Dr. Sophie Kay is a professional researcher working in genealogy and genetics. Her background is in mathematics and interdisciplinary cancer research and she holds a doctorate in Systems Biology from the University of Oxford, where she also taught mathematics, statistics and computational bioscience from 2008 - 2014.
Dr. Kay is an experienced educator, with particular interest in teaching research skills and collaborative, open working practices. She is a Fellow of the Higher Education Academy and was founding director of the award-winning Open Science Training Initiative from 2012 - 2019.
Sophie currently serves as a volunteer on the User Advisory Group of the UK National Archives, with particular interest in diversity and inclusion within the archive sector. She is also part of the team behind #AncestryHour on Twitter, which takes place at 7pm (GMT winter, BST summer) every Tuesday.
All opinions and content presented on Sophie's blog "The Parchment Rustler" are personal, and should not be assumed to represent these organisations in any way, unless otherwise stated.
NOTE: The methods in this article are designed for use with 19th and 20th century genealogical research in the UK, particularly England and Wales. Record Clustering Analysis is readily adaptable to other eras and jurisdictions though, so watch out for a follow-up article in 2021!
Pull up a chair, put the kettle on and let’s sit down for a think.… Read the rest
Few now survive who lived through World War II. Those remaining today can provide valuable accounts of their experiences, but such memories largely involve wartime childhood. As family historians, how can we connect with the range of experiences of adult civilians of the time?

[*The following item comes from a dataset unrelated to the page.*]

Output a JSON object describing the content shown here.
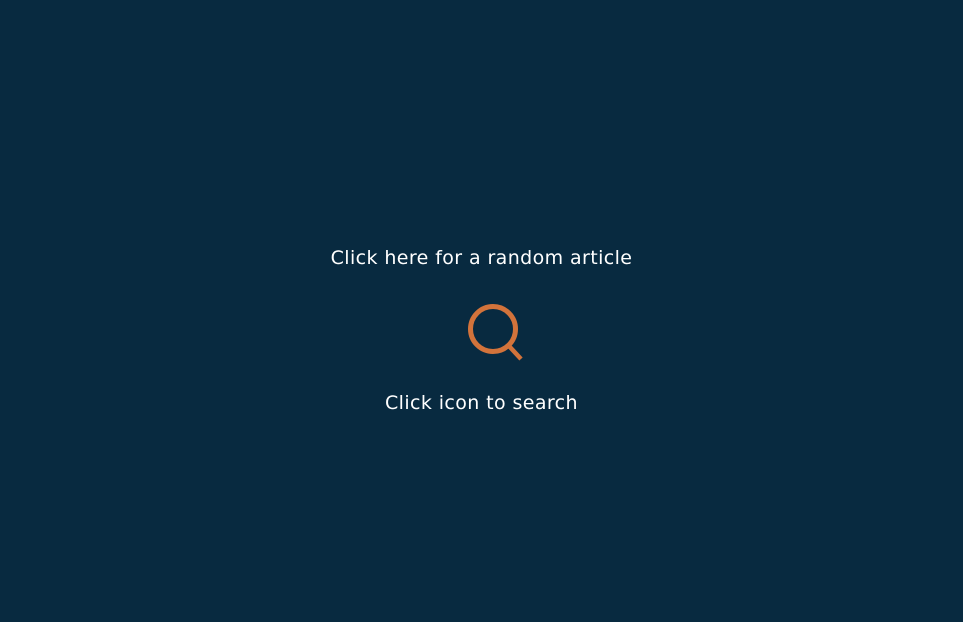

How do you feel when your genealogy research hits a brick wall: frustrated, demoralised, perhaps downright bewildered? Sometimes what you need is a fresh perspective on your family history to kickstart your research process.
We now find ourselves well into autumn here in the UK; the weather is starting to turn and colder, darker nights beckon – the perfect time to be curled up in front of the fire, reading a good book. With this in mind, today’s post makes a slight departure from my usual “research methods” postings, but is highly relevant to the worlds of genealogy and history.… Read the rest
The best stories always start with a map. Whether I was in Narnia or the Hundred Acre Wood, Middle-Earth or Treasure Island, the books of my childhood were ever the richer for having a map at the front, ready to help me navigate those magical worlds.
For me, the maps fascination has never subsided, and I know I’m not alone in this.… Read the rest
Today, we’re going to talk about the elephant in every genealogist’s research room. It’s one we’ve all spent some time with, whether we realise it or not. And what’s more, this particular elephant tends to divert our research when it shouldn’t. At its worst, it can stampede us right off course.… Read the rest
Picture this scene: you absolutely love chocolate cake and have decided to bake your own. You’ve even bought a cake tin especially for the purpose. You’re thrilled. You can’t wait to get started. Whenever you look at the tin, you think, “that’s the chocolate cake tin”. It’s become so fixed in your mind as thechocolate cake tin that it doesn’t once occur to you to use it to make other flavours of cake: lemon, coffee, blueberry, vanilla…and so there’s a whole load of things you end up missing out on.… Read the rest
I presume you took my advice from Part 1 and now have tea and biscuits at the ready? Excellent – they’re the foundation of many a good research session. If you followed through Part 1, you’ve now got your research question written down and possibly tacked to the wall or computer screen on a sticky note.… Read the rest